**REQUIRED WORK:** Collect all lines from the records below that include the word "file".

Page and application data records
_____

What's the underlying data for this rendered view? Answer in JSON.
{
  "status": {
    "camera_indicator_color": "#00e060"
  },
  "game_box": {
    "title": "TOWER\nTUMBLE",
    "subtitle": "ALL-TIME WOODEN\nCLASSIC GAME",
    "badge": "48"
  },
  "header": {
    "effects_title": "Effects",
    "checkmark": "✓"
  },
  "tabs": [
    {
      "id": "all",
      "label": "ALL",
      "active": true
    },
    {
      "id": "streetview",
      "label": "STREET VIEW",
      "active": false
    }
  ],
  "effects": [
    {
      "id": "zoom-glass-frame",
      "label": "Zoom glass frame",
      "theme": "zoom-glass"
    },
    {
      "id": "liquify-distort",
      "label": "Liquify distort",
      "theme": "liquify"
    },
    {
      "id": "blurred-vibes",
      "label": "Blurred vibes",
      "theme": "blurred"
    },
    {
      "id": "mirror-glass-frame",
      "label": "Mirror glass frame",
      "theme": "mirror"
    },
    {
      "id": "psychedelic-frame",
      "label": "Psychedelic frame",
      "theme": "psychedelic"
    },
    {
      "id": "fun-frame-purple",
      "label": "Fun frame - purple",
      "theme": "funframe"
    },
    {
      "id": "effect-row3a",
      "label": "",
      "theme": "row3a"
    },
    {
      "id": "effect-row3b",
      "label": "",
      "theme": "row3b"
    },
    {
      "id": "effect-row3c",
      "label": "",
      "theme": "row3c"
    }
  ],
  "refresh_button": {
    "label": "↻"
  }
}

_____

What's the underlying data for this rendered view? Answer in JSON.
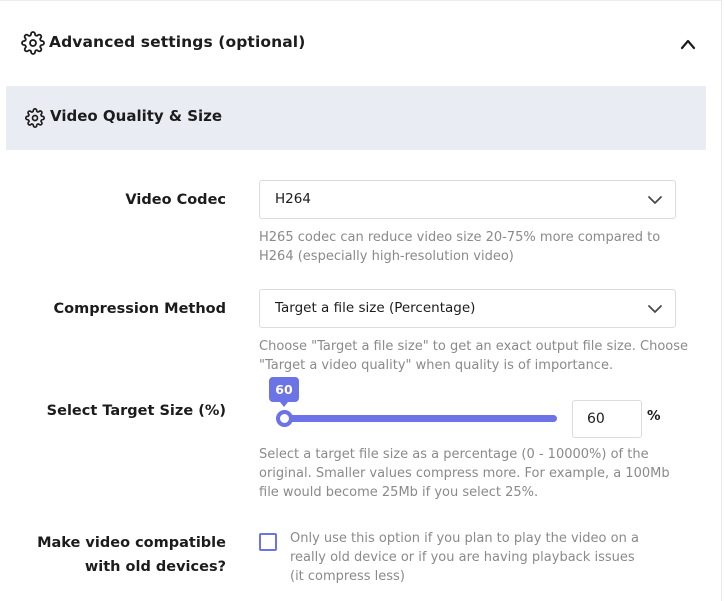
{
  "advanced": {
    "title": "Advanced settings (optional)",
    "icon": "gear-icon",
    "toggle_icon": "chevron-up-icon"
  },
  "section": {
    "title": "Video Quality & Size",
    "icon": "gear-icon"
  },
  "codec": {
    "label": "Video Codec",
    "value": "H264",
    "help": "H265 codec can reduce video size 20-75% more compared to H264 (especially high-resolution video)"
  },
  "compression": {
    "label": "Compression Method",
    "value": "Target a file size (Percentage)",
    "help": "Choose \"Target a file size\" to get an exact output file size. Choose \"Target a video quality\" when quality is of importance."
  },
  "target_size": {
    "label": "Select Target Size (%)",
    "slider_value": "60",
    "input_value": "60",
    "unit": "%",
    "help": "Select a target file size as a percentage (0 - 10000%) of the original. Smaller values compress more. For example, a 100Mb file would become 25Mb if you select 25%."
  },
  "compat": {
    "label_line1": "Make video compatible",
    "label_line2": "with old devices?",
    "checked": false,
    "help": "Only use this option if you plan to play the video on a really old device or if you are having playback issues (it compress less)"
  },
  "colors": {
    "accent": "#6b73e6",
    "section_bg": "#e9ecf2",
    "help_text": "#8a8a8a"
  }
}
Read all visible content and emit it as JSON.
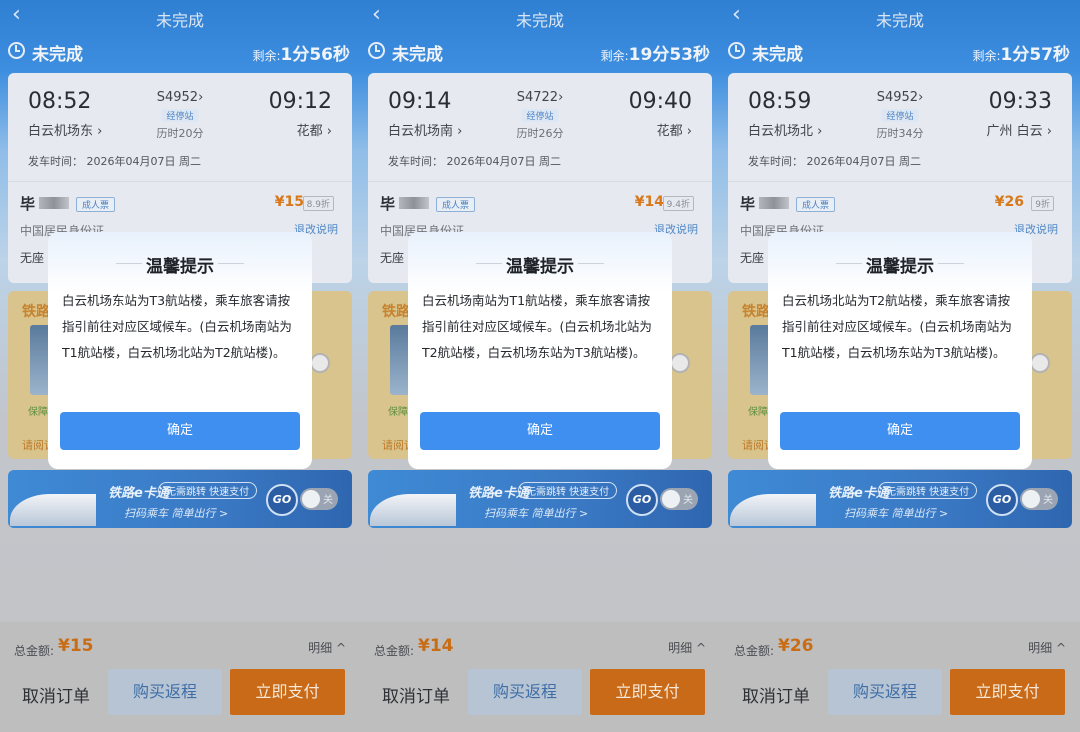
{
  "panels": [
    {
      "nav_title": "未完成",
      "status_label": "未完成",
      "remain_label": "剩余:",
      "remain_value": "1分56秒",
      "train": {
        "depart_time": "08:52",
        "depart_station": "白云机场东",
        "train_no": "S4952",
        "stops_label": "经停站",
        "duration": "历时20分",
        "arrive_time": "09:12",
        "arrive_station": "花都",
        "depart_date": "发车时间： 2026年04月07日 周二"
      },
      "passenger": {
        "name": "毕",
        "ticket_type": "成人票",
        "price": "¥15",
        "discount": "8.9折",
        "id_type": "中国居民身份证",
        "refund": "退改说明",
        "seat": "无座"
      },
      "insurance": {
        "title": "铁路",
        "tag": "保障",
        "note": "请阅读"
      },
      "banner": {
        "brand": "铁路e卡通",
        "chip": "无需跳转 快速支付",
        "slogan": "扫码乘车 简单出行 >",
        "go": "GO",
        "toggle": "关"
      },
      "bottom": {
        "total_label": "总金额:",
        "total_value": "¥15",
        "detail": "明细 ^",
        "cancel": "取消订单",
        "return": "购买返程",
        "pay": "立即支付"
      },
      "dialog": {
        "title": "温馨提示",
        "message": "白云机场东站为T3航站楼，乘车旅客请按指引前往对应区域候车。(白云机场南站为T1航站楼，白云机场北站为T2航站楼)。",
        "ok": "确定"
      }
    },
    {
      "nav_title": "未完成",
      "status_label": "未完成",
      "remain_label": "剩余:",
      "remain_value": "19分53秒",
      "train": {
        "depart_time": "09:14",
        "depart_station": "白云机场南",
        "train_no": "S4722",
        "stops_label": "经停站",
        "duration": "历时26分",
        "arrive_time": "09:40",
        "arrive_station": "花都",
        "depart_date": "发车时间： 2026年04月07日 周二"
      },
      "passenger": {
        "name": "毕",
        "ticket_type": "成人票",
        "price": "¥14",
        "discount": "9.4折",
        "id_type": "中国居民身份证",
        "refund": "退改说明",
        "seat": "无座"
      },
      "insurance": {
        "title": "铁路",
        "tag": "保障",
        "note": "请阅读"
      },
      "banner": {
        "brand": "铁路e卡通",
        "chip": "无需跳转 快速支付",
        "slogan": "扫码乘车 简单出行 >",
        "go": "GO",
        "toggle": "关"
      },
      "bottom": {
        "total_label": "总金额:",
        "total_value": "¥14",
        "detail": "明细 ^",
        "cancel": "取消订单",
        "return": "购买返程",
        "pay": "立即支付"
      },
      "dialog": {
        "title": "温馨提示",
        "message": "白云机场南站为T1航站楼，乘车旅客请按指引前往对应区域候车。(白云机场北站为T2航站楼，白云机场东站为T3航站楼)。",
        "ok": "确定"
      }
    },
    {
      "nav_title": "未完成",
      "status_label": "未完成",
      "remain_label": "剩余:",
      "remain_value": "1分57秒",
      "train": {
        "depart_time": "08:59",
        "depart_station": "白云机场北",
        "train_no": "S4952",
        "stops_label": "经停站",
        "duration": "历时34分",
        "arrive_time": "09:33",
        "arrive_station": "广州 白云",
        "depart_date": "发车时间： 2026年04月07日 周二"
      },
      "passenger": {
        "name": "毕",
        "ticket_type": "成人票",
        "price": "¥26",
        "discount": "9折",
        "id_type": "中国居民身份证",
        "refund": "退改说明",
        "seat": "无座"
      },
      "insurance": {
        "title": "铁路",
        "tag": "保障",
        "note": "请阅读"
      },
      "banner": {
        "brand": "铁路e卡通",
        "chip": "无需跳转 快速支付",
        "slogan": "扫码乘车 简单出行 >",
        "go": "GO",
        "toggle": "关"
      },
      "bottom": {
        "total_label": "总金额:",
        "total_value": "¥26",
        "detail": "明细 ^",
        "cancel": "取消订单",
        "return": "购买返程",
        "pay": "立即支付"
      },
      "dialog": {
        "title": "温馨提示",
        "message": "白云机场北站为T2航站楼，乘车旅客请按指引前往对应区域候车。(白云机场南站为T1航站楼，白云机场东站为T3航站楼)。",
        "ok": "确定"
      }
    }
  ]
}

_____

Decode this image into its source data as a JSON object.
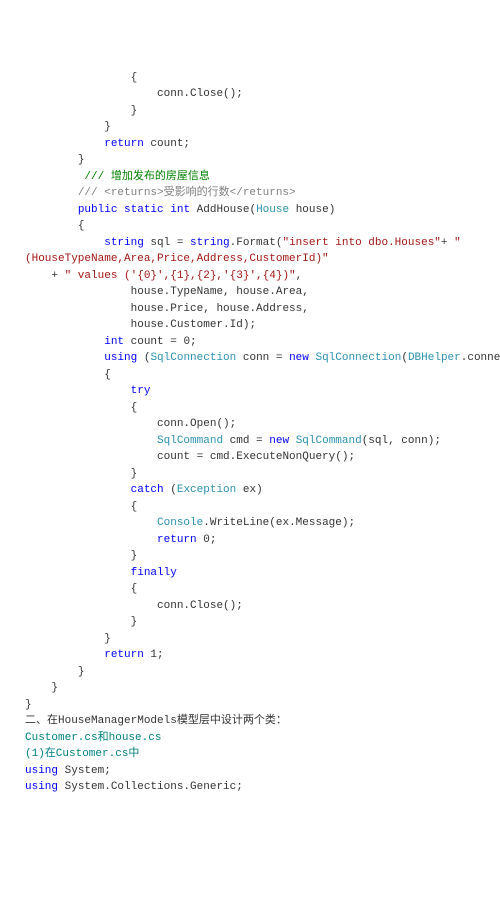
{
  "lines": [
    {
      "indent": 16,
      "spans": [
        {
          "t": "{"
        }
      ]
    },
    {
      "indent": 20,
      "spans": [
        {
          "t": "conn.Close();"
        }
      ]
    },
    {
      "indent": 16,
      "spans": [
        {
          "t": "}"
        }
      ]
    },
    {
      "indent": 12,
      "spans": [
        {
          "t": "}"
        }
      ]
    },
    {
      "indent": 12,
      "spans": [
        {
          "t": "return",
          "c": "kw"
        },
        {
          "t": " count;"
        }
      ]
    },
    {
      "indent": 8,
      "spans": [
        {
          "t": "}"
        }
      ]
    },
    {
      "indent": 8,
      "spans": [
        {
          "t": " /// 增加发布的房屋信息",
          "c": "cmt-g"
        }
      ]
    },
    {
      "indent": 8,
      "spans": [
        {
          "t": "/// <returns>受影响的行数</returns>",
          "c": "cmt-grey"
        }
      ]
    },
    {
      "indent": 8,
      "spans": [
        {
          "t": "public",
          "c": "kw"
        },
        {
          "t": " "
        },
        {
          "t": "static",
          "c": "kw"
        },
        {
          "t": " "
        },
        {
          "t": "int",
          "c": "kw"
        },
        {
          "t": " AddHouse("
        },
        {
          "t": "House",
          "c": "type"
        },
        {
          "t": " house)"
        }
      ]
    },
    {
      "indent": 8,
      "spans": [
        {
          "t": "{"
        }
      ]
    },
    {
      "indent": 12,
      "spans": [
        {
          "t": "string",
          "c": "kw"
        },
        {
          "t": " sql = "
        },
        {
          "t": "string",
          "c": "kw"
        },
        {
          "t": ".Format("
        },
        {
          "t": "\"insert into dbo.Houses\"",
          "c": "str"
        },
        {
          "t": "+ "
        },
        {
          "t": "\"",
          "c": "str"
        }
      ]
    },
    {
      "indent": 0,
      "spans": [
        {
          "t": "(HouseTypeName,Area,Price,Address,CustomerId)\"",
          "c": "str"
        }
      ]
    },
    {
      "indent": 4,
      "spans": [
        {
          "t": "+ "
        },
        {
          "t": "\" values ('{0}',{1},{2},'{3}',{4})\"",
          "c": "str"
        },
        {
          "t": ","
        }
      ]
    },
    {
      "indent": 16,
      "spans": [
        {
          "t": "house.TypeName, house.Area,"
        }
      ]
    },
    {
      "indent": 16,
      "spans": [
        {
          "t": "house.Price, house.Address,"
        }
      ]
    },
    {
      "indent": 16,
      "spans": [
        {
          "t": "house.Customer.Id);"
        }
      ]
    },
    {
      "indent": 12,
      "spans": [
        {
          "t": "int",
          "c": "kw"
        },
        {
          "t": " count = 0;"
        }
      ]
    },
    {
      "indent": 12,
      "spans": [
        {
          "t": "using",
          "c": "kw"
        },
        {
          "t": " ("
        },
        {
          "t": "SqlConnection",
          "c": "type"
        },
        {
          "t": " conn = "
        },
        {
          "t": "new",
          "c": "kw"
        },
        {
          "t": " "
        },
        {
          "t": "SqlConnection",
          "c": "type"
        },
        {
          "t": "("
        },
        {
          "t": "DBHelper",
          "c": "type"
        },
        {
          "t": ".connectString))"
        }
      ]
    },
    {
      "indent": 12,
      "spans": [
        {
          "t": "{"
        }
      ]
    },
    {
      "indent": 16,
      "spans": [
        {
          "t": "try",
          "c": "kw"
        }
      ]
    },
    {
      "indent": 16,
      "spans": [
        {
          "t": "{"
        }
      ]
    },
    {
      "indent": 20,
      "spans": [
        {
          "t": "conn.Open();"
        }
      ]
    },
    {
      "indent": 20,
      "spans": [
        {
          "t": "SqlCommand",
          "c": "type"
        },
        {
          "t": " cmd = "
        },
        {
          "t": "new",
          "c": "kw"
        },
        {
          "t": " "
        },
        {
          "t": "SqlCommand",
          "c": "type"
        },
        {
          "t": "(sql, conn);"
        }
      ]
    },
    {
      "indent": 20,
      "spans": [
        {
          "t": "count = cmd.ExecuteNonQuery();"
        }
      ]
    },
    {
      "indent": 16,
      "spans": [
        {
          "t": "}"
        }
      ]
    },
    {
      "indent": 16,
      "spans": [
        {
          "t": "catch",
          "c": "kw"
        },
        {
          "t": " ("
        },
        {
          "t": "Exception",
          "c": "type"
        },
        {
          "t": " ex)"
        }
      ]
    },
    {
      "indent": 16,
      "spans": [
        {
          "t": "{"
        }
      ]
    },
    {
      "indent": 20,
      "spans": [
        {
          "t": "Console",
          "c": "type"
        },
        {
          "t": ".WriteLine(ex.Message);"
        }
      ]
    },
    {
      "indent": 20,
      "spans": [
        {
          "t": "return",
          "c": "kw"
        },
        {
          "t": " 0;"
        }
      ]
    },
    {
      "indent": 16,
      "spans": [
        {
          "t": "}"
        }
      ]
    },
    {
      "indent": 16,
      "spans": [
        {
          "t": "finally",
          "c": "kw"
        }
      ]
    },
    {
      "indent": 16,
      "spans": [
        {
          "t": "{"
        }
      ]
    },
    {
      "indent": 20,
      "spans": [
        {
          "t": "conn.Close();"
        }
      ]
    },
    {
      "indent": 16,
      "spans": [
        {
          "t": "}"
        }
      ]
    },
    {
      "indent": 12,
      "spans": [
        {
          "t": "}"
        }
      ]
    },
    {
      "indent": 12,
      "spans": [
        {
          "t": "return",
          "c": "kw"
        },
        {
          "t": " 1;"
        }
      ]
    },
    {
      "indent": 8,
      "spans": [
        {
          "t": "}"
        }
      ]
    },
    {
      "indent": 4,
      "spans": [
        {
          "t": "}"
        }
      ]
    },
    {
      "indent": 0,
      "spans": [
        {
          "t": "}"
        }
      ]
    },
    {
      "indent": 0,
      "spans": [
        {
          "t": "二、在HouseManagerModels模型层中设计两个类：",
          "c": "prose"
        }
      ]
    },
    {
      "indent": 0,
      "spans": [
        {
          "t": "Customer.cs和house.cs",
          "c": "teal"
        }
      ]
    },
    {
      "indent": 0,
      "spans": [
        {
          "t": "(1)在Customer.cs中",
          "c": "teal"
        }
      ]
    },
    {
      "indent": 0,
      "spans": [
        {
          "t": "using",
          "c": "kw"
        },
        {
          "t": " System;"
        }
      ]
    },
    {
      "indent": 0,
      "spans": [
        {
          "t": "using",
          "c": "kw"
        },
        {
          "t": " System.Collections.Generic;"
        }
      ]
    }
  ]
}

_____

**FINAL ANSWER:**
    "value": "Target a file size (Percentage)",
    "help": "Choose \"Target a file size\" to get an exact output file size. Choose \"Target a video quality\" when quality is of importance."
    "help": "Select a target file size as a percentage (0 - 10000%) of the original. Smaller values compress more. For example, a 100Mb file would become 25Mb if you select 25%."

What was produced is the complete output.